Staying warm in the winter is hard. Chickadees eat constantly in order to survive long, cold winter nights. Squirrels spend precious time and energy creating complex insulated nests. Deer browse on nutrient-poor twigs to get as many calories out of their surroundings as possible. Yet compared to fish and other aquatic organisms, terrestrial wildlife breathe easy – literally. As fish battle the cold through the long winter, they are steadily running out of oxygen.
We all have our routines, those mental checklists we complete to make sure that our day will run smoothly. Some are entirely rational, others seem almost ridiculous, but all are part of what makes our own worlds go around.

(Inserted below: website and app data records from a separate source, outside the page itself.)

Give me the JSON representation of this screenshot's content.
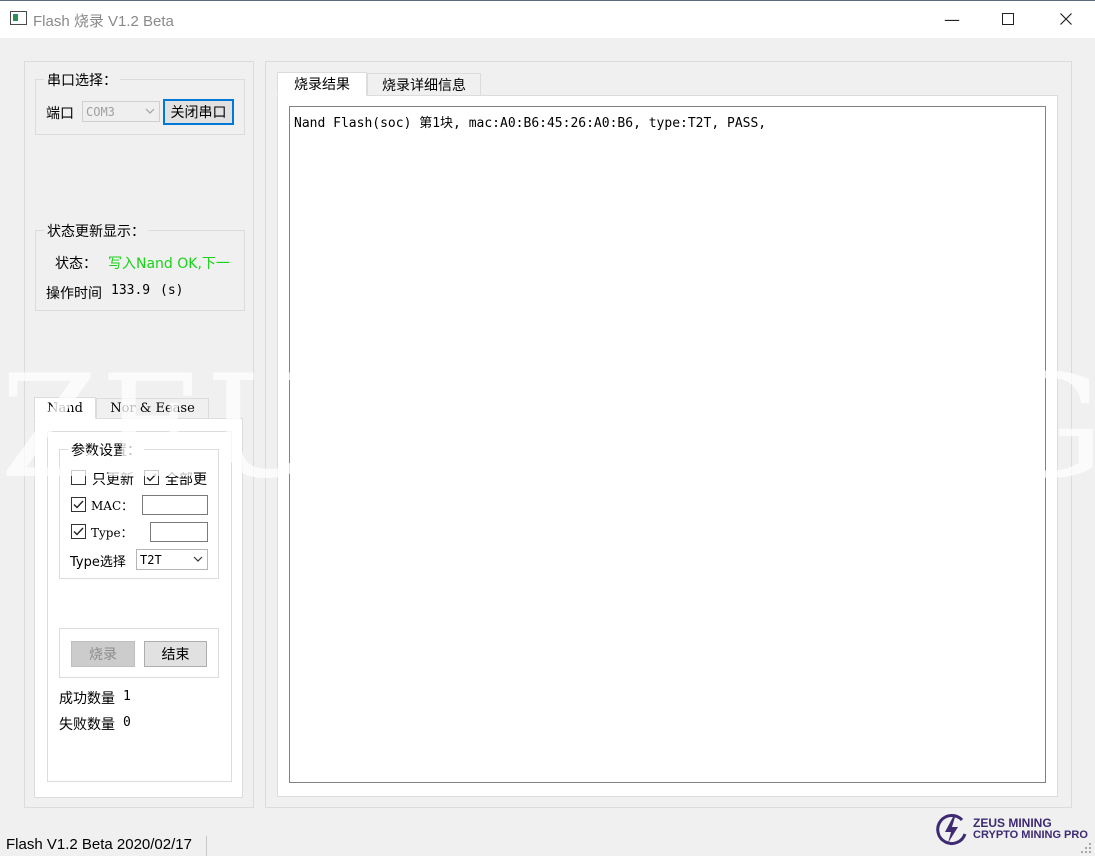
{
  "window": {
    "title": "Flash 烧录  V1.2 Beta",
    "controls": {
      "minimize": "—",
      "maximize": "☐",
      "close": "✕"
    }
  },
  "serial": {
    "group_title": "串口选择：",
    "port_label": "端口",
    "port_value": "COM3",
    "close_button": "关闭串口"
  },
  "status_box": {
    "group_title": "状态更新显示：",
    "status_label": "状态：",
    "status_value": "写入Nand OK,下一",
    "status_color": "#19d219",
    "time_label": "操作时间",
    "time_value": "133.9",
    "time_unit": "(s)"
  },
  "left_tabs": {
    "tabs": [
      {
        "label": "Nand",
        "active": true
      },
      {
        "label": "Nor & Eease",
        "active": false
      }
    ]
  },
  "params": {
    "group_title": "参数设置：",
    "only_update": {
      "label": "只更新",
      "checked": false
    },
    "all_update": {
      "label": "全部更",
      "checked": true
    },
    "mac": {
      "label": "MAC：",
      "checked": true,
      "value": ""
    },
    "type": {
      "label": "Type：",
      "checked": true,
      "value": ""
    },
    "type_select_label": "Type选择",
    "type_select_value": "T2T"
  },
  "actions": {
    "burn_button": "烧录",
    "end_button": "结束"
  },
  "counters": {
    "success_label": "成功数量",
    "success_value": "1",
    "fail_label": "失败数量",
    "fail_value": "0"
  },
  "right_tabs": {
    "tabs": [
      {
        "label": "烧录结果",
        "active": true
      },
      {
        "label": "烧录详细信息",
        "active": false
      }
    ]
  },
  "log": {
    "lines": [
      "Nand Flash(soc) 第1块, mac:A0:B6:45:26:A0:B6, type:T2T, PASS,"
    ]
  },
  "watermark": "ZEUS MINING",
  "statusbar": {
    "text": "Flash  V1.2 Beta  2020/02/17"
  },
  "logo": {
    "line1": "ZEUS MINING",
    "line2": "CRYPTO MINING PRO",
    "color": "#3d2a73",
    "icon": "lightning-bolt-icon"
  }
}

One of my self-affirming habits each winter evening is to look for Orion, to make sure that his giant frame is poised for battle in the night sky as he has been since the ancient Greeks raised his mortal body into the heavens almost 3,000 years ago.

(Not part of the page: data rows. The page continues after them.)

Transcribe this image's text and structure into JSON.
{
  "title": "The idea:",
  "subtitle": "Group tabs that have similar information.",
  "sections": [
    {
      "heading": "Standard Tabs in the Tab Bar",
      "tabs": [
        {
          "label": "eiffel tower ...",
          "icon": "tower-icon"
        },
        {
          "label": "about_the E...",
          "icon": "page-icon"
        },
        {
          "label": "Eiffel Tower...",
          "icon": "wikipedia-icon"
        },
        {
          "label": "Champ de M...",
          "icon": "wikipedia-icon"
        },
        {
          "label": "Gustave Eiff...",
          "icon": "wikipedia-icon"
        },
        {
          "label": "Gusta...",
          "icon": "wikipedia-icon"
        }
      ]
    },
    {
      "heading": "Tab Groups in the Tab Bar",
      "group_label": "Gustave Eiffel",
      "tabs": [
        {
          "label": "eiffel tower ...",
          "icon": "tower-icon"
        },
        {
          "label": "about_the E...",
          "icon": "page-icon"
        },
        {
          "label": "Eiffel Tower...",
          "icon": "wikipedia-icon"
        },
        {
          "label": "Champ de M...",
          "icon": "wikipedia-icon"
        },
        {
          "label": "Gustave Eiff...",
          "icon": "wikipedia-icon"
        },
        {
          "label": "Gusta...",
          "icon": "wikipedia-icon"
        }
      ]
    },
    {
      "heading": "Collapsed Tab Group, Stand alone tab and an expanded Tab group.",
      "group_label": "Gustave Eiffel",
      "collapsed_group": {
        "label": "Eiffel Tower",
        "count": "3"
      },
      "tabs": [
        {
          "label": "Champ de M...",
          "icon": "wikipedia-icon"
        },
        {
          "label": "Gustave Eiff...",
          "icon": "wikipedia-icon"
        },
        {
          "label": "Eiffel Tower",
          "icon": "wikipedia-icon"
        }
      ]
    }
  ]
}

Orion’s nighttime traverses actually began long before the Homer immortalized his character in The Iliad. The configuration of the constellation has been visible from Earth for about 1.5 million years and should stay recognizable for about 1 to 2 million more years. Ultimately, the stars will rotate within our galaxy and change their relative positions to each other, as well as to Earth. In the current wintertime sky, Orion routinely rises in the south to southeast at sunset, big and broad, early enough to entertain those of us who aren’t night owls. Betelgeuse, the supergiant that is his right shoulder, is by far the reddest object on the dark horizon and holds the allure that it may explode at any moment, collapsing under its own weight and rebounding into fiery supernova glow. The odds that this impressive event will occur tonight are “astronomically small,” but it is always worth another look.

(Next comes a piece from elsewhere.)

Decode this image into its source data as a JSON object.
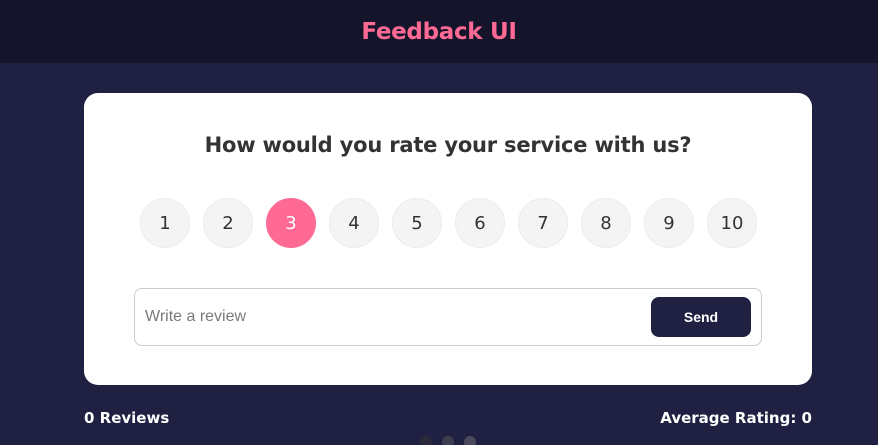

My third-floor office is a commanding venue for a nap. Reclined in a worn swivel chair with my unsheathed feet stacked on the heat grates, I slip into my best unproductive hours. When my eyes deign to open, the scenery is ripe for a Chamber of Commerce brochure. The golden chapel domes and brown brick mortar of the university sit regal and prim before the white speckled ribs of New York and the glass pool of Champlain. It’s plain lovely. Especially on biting cold mornings, near 10:00, when some change of guard ushers students out from every academic pore to wade the gray salty paths to their next nook. It’s one vain pleasure up in my aerie, watching without sympathy the cold scholars scurry. Continue reading